”Used to be I got teeth,” said Mr. Reyes, explaining the gap beneath his upper lip. ”In June 1995, when I’m going to the United States for a tournament, the stewardess brings me beef. When I eat the beef, my teeth go out and the people around me, everyone is laughing.” So he went to the toilet and flushed them down the drain, a great relief.
Mr. Reyes was 8 years old when he discovered the wonders of the game in the Manila pool hall owned by his uncle, the most prosperous member of a rural family that had never had the luxury of an extra peso.
”I watched my uncle play, and I saw people giving him money,” Mr. Reyes said. ”I liked that.” He climbed onto a drink carton and started learning shots. No one taught him; he watched, he imitated, he began to win.
TO hear him tell his tales, it is hustling that has given him his greatest pleasures, a skill he began to perfect as a boy, beating all comers at his uncle’s tables.
He says he loves that slow, dawning moment when people realize that they have been had and that their money is in his pocket.
”Sometimes I meet a good player and he’s hustling me, too,” Mr. Reyes said with a grin. ”He’s stalling. I’m stalling. I don’t want to show my speed.”
He spent his best pool years — between 18 and 24 — in lucrative obscurity. Then he suffered the worst fate the game can deliver to a hustler: he became famous.
”There’s this guy coming down from the mountains in Asia who can beat any American player,” he heard them saying. ”What’s the name? The name is Efren Reyes.”
So he quit billiards and took up a pool hall variation called carom ball until he became too good at that to find any takers. ”No more way to hustle,” he said. ”They all know me. Even in the mountains with no electricity.”
Almost as a last resort, he turned to international tournament play in 1985, at the age of 30. Even though his best years were behind him, he rose to the top.
This was a boon to his family, friends and hangers-on. In the Philippine tradition, Mr. Reyes said, he is now supporting more than 40 people — and still living among the chickens and fighting cocks at his family’s rural home.
In the limelight now, he earned a new nickname, the Magician, for his ability to visualize and execute extraordinary shots that took spectators by surprise. ”With my experience I can see every shot,” he said. ”If I’m in good condition, I can make it.”

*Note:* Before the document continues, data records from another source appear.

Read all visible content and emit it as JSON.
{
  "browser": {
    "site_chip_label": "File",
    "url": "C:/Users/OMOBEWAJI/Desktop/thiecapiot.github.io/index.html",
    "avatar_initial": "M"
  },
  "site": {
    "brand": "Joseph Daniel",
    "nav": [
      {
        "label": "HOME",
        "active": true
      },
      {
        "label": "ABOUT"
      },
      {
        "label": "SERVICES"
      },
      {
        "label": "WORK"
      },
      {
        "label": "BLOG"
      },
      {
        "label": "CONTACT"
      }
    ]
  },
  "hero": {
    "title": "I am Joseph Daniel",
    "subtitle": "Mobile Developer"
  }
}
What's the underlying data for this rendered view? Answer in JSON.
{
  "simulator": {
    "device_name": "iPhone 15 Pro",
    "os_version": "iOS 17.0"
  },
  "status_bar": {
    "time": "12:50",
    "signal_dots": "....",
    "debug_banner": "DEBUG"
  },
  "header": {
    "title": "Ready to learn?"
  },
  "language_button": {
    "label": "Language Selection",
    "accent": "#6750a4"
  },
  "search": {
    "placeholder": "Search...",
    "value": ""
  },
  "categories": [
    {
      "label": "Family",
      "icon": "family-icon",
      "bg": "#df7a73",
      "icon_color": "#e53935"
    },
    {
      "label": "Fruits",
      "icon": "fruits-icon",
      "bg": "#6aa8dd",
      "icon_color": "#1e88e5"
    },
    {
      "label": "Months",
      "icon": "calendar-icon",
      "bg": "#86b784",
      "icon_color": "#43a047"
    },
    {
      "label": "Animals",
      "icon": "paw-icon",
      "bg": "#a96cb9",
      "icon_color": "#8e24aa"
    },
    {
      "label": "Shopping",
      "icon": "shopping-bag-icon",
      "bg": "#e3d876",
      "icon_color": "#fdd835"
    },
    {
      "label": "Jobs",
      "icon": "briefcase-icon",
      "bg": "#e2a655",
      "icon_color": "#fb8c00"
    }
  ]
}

He is also a disciplined player. Always take the easy shot, he said. ”I can make the hard shots, but not every time. Better to take the top shot.”
Like other great champions, he has another driving quality: he hates to lose.
It can be a little irritating to his friends. ”When we are playing mah-jongg, you will notice that if he is losing he will be in a bad mood,” said Lito Sagmit, a driver at a local casino. ”He will throw the bricks. He’ll say, ‘Here, take my seat.’ ”
Sometimes, before a big match, Mr. Reyes has a horrible dream. He dreams that he is losing. ”So the next day at the tournament I concentrate so that will not happen,” he said. ”I concentrate because I’m scared to lose.”
And if his awful dream comes true and he does lose, he said, ”I feel ashamed.”
”I get mad at myself,” he said. ”Gee, what went wrong with me? How could I lose? I don’t really accept that I lose. I am thinking, ‘Next time, next time I got you.’ ‘
Copyright The New York Times